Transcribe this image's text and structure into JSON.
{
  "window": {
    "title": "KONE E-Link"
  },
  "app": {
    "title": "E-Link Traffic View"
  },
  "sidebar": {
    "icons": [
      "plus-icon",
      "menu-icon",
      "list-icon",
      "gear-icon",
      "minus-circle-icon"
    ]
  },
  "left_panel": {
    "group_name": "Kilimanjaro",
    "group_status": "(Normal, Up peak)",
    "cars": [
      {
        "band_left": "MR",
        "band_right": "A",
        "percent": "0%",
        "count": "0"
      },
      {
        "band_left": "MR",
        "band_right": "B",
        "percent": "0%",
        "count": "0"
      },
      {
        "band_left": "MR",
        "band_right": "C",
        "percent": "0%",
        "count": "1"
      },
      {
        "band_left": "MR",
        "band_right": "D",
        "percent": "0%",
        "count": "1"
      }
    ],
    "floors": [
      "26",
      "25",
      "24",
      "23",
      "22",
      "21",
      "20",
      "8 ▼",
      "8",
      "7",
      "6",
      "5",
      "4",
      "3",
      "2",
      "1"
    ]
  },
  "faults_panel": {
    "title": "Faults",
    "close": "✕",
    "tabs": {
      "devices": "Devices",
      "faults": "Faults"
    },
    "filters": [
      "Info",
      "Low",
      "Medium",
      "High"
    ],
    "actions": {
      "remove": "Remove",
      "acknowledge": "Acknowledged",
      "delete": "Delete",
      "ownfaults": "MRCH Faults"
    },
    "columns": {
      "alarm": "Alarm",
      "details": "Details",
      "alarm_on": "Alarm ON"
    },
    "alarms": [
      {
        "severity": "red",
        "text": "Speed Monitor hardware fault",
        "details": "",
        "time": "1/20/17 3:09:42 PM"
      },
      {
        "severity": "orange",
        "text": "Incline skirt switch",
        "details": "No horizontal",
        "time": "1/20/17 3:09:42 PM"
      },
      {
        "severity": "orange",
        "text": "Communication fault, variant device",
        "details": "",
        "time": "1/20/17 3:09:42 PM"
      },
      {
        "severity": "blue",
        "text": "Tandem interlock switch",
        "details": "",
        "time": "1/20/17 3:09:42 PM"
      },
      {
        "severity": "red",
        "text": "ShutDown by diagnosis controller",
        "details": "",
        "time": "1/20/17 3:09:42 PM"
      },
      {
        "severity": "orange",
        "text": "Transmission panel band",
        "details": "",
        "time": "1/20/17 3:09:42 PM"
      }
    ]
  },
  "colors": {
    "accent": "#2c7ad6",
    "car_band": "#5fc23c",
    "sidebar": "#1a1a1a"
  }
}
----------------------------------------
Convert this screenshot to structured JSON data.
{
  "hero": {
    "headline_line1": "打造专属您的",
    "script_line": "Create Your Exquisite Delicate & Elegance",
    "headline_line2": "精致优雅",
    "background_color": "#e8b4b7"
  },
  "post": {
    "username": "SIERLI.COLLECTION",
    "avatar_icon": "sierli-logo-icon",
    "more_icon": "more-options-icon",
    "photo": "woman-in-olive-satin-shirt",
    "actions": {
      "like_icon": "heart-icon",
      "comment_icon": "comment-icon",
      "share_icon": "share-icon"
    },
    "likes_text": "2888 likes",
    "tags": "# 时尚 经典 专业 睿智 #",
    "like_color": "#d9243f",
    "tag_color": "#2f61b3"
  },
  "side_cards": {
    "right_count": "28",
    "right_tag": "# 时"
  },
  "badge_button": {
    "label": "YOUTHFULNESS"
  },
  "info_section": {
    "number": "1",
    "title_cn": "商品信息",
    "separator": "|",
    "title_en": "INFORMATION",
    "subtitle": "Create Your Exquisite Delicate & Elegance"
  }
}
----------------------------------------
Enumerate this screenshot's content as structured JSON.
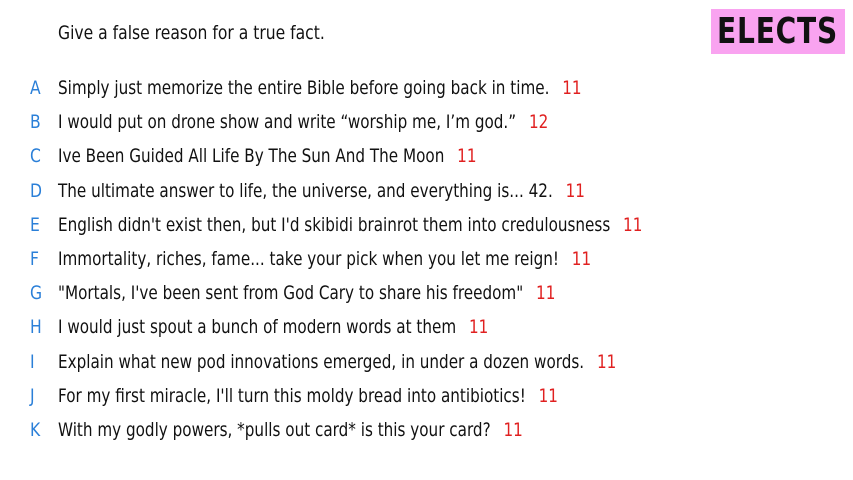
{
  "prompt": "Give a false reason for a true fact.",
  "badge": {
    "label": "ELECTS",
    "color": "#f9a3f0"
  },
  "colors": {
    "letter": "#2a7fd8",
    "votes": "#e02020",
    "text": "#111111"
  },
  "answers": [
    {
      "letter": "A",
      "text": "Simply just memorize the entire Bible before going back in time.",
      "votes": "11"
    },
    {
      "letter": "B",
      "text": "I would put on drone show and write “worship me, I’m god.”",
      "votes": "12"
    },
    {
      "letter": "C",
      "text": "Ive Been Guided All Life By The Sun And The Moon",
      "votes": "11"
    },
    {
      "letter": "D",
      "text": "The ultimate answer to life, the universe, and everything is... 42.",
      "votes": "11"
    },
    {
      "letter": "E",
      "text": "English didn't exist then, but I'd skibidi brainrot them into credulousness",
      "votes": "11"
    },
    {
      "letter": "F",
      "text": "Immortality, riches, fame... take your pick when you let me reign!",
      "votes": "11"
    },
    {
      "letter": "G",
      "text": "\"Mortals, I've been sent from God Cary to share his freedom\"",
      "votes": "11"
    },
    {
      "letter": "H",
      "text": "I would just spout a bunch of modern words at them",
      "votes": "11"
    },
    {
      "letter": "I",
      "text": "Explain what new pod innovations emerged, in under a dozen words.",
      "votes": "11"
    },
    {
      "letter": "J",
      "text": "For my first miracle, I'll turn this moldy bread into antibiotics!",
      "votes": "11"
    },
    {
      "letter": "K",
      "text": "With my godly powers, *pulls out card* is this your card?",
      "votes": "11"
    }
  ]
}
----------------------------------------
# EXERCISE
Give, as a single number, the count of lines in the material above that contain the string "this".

# ANSWER
5